“While mitigation focuses on government actions to stopping GHG emissions, climate adaptation seeks to help people live in a changed environment.”
Given the extreme events that have happened within the last ten years – according to the World Meteorological Organisation (WMO), the period 2011 to 2020 is the warmest decade in their record, with 2015 as the start of the six warmest consecutive years.
Also, within just two years, we see headline news of extreme events around the world- severe floods in NSW Australia and the West Coast of New Zealand, wildfires in the US and Australia, the deep freeze in Texas, debilitating droughts in some parts of Africa, and increasing strength and frequencies of cyclones and typhoons in that affect Southeast Asian countries, southern US states, and countries in the Caribbean and Pacific Island countries.
The European Commission’s Climate Adaptation Plan recognizes that climate change is already happening, citing all these extreme events that have already happened and calling for urgent adaptation actions.
The Global Citizen article presents a concise and thoughtful explanation of why climate adaptation is vital to our survival. Quoting Christina Chan, director of the Climate Resilience Practice at the World Resources Institute (WRI), “Adapting to climate change is a moral, economic and environmental imperative”.
Climate Adaptation vs Mitigation
The article also provides a distinction between climate adaptation and climate mitigation, and both should go together to address the climate crises. While mitigation focuses on government actions to stopping GHG emissions, climate adaptation seeks to help people live in a changed environment.
According to the article, climate adaptation is any measure that protects the community or ecosystem from the climate change effects while also building long-term resilience to a changing environment.
Climate adaptation is wide-ranging in terms of scope, from agriculture practices by using climate-resilient crops to strengthening infrastructure and physical structures, building protective measures around a vulnerable area (seawalls, levees), installing early warning systems, to improving the management of waterways.
Nature-based solutions are also becoming popular because they can work both as climate adaptation and mitigation. Restoring and expanding mangroves in Southeast Asian countries, for example, absorbs CO2 emissions and protects coasts from flooding and enhances the ecosystem in the area.
Climate adaptation should be guided by local priority, identifying vulnerable areas and finding ways to address them using innovative or existing knowledge and technology.
Climate Change funding institutions
Institutions like the United nations feel strongly that wealthy economies should extend support to developing countries to help them adapt to climate change. Poor and developing communities are disproportionately affected by climate change than richer countries because of their low adaptive capacities.

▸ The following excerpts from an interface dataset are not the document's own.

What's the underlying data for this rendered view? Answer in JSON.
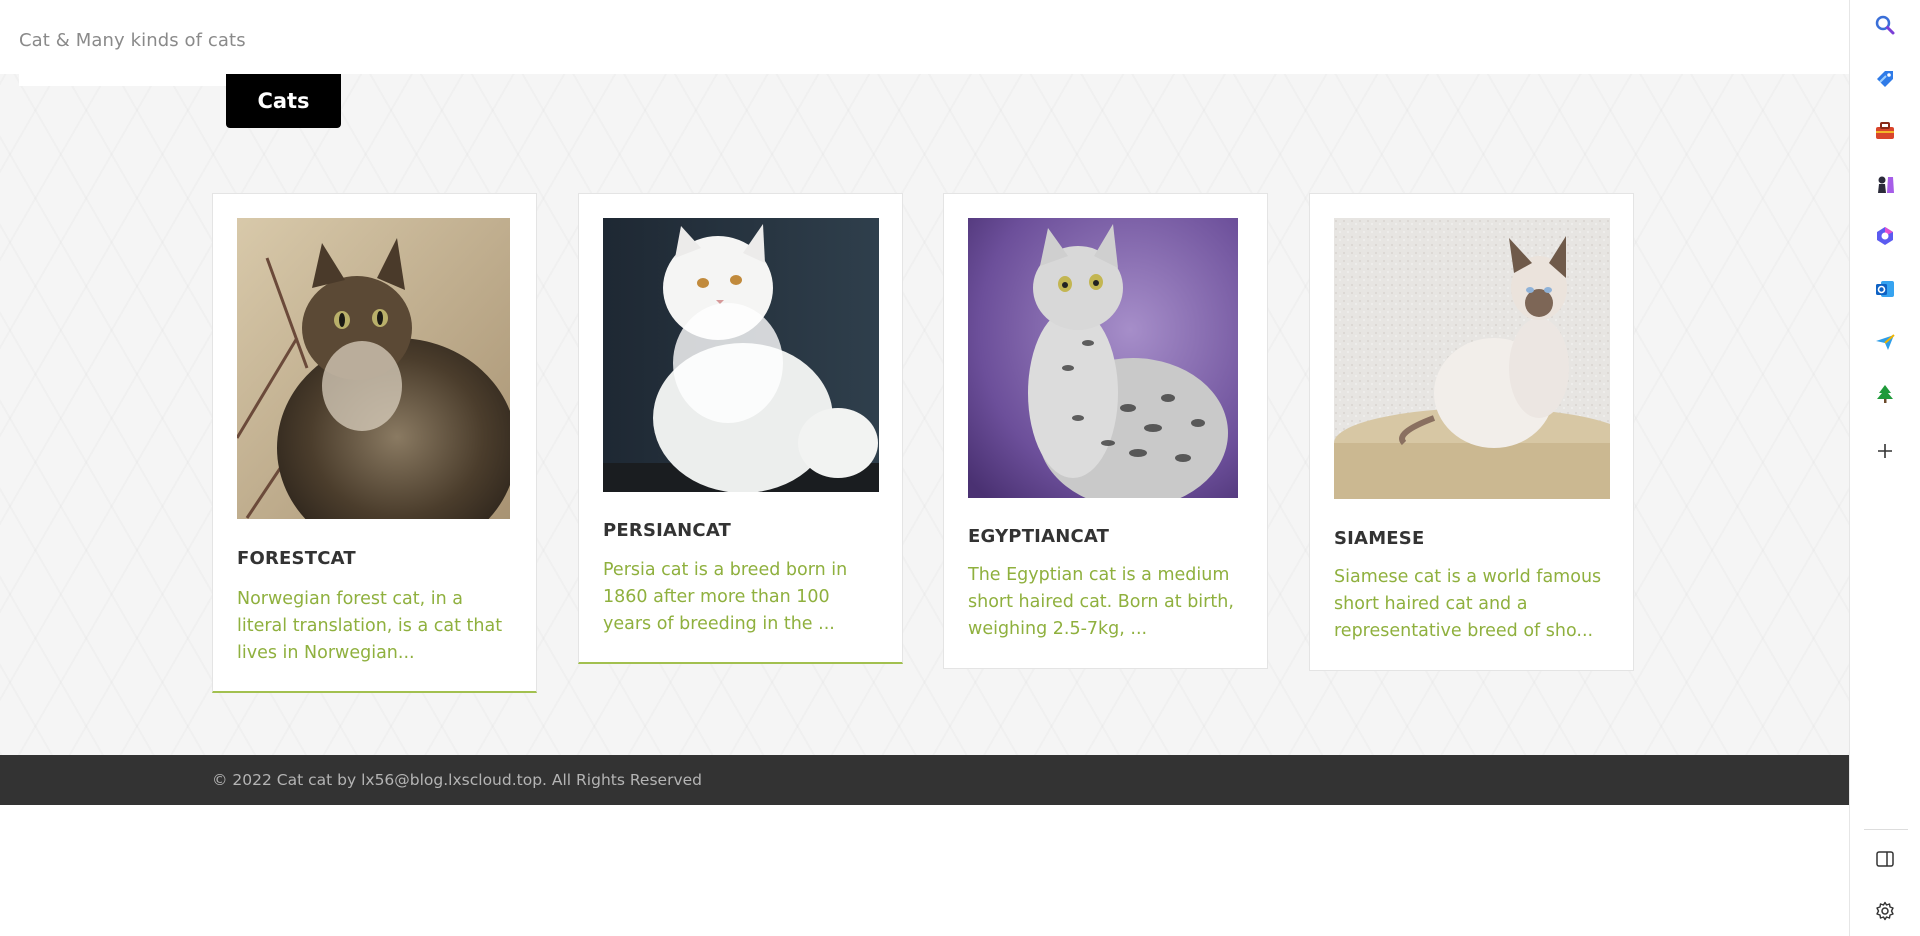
{
  "header": {
    "site_title": "Cat & Many kinds of cats"
  },
  "nav": {
    "category_tab": "Cats"
  },
  "cards": [
    {
      "title": "FORESTCAT",
      "desc": "Norwegian forest cat, in a literal translation, is a cat that lives in Norwegian..."
    },
    {
      "title": "PERSIANCAT",
      "desc": "Persia cat is a breed born in 1860 after more than 100 years of breeding in the ..."
    },
    {
      "title": "EGYPTIANCAT",
      "desc": "The Egyptian cat is a medium short haired cat. Born at birth, weighing 2.5-7kg, ..."
    },
    {
      "title": "SIAMESE",
      "desc": "Siamese cat is a world famous short haired cat and a representative breed of sho..."
    }
  ],
  "footer": {
    "text": "© 2022 Cat cat by lx56@blog.lxscloud.top. All Rights Reserved"
  },
  "sidebar": {
    "icons": [
      "search-icon",
      "tag-icon",
      "toolbox-icon",
      "chess-icon",
      "copilot-icon",
      "outlook-icon",
      "send-icon",
      "tree-icon",
      "plus-icon",
      "split-screen-icon",
      "gear-icon"
    ]
  },
  "colors": {
    "accent": "#8fb03e",
    "footer_bg": "#333333",
    "tab_bg": "#000000"
  }
}
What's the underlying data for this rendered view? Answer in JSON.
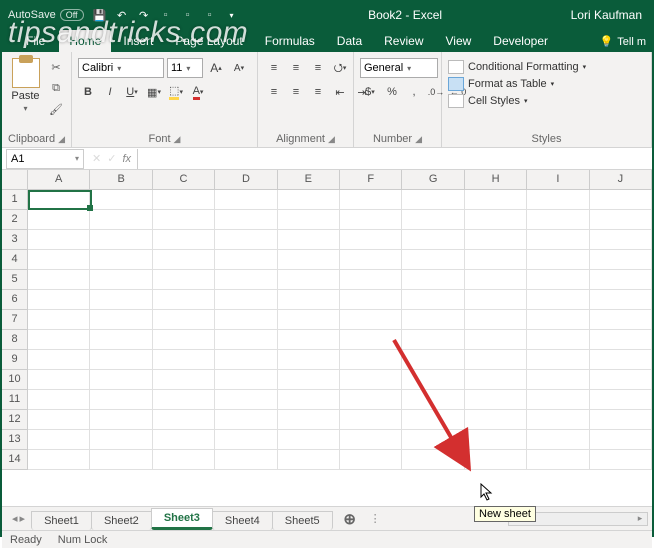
{
  "titlebar": {
    "autosave_label": "AutoSave",
    "autosave_state": "Off",
    "doc_title": "Book2 - Excel",
    "user": "Lori Kaufman"
  },
  "tabs": {
    "file": "File",
    "items": [
      "Home",
      "Insert",
      "Page Layout",
      "Formulas",
      "Data",
      "Review",
      "View",
      "Developer"
    ],
    "active_index": 0,
    "tell_me": "Tell m"
  },
  "ribbon": {
    "clipboard": {
      "paste": "Paste",
      "label": "Clipboard"
    },
    "font": {
      "name": "Calibri",
      "size": "11",
      "label": "Font"
    },
    "alignment": {
      "label": "Alignment"
    },
    "number": {
      "format": "General",
      "label": "Number"
    },
    "styles": {
      "cond": "Conditional Formatting",
      "table": "Format as Table",
      "cell": "Cell Styles",
      "label": "Styles"
    }
  },
  "formula": {
    "namebox": "A1",
    "fx": "fx"
  },
  "grid": {
    "cols": [
      "A",
      "B",
      "C",
      "D",
      "E",
      "F",
      "G",
      "H",
      "I",
      "J"
    ],
    "rows": [
      "1",
      "2",
      "3",
      "4",
      "5",
      "6",
      "7",
      "8",
      "9",
      "10",
      "11",
      "12",
      "13",
      "14"
    ]
  },
  "sheets": {
    "items": [
      "Sheet1",
      "Sheet2",
      "Sheet3",
      "Sheet4",
      "Sheet5"
    ],
    "active_index": 2,
    "new_tooltip": "New sheet"
  },
  "status": {
    "ready": "Ready",
    "numlock": "Num Lock"
  },
  "watermark": "tipsandtricks.com"
}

Developing countries require support to boost their finance, skills, knowledge, and technology to improve their adaptive capacities.
Thankfully, funding institutions like the Green Climate Fund, the Adaptation Fund, the Global Environmental Facility, etc., exist to help developing countries efficiently build resilience and help address the widening inequalities from climate change effects.
These funds can help governments gradually transition to a low-carbon economy, uptake of more renewable energy infrastructure, expand nature-based solutions, and applying the principles of Build Back Better to those communities struggling to recover after significant disasters.
Inclusion of Local knowledge in climate adaptation initiatives.
The article also points out that including local knowledge and locally-led initiative should be considered in climate adaptation strategies.
Several studies attest to the benefits and advantage when local knowledge is recognized and implemented in a community that includes a greater sense of ownership in the community, community cohesion, and quicker recovery from disasters because workforce and resources are readily available in the area.
These studies also point out the role of improved government policies, especially those that integrate climate change response to the long-term sustainability and success of climate adaptation initiatives.
Consultation with the community and giving stakeholders a voice in the decision-making process and good climate change response policies work hand in hand in the long-term success of any climate adaptation action that a community choose.
HEADER PHOTO CREDIT: Gillespies Beach, West Coast, New Zealand by Michal Klajban – Own work, CC BY-SA 4.0, https://commons.wikimedia.org/w/index.php?curid=89467191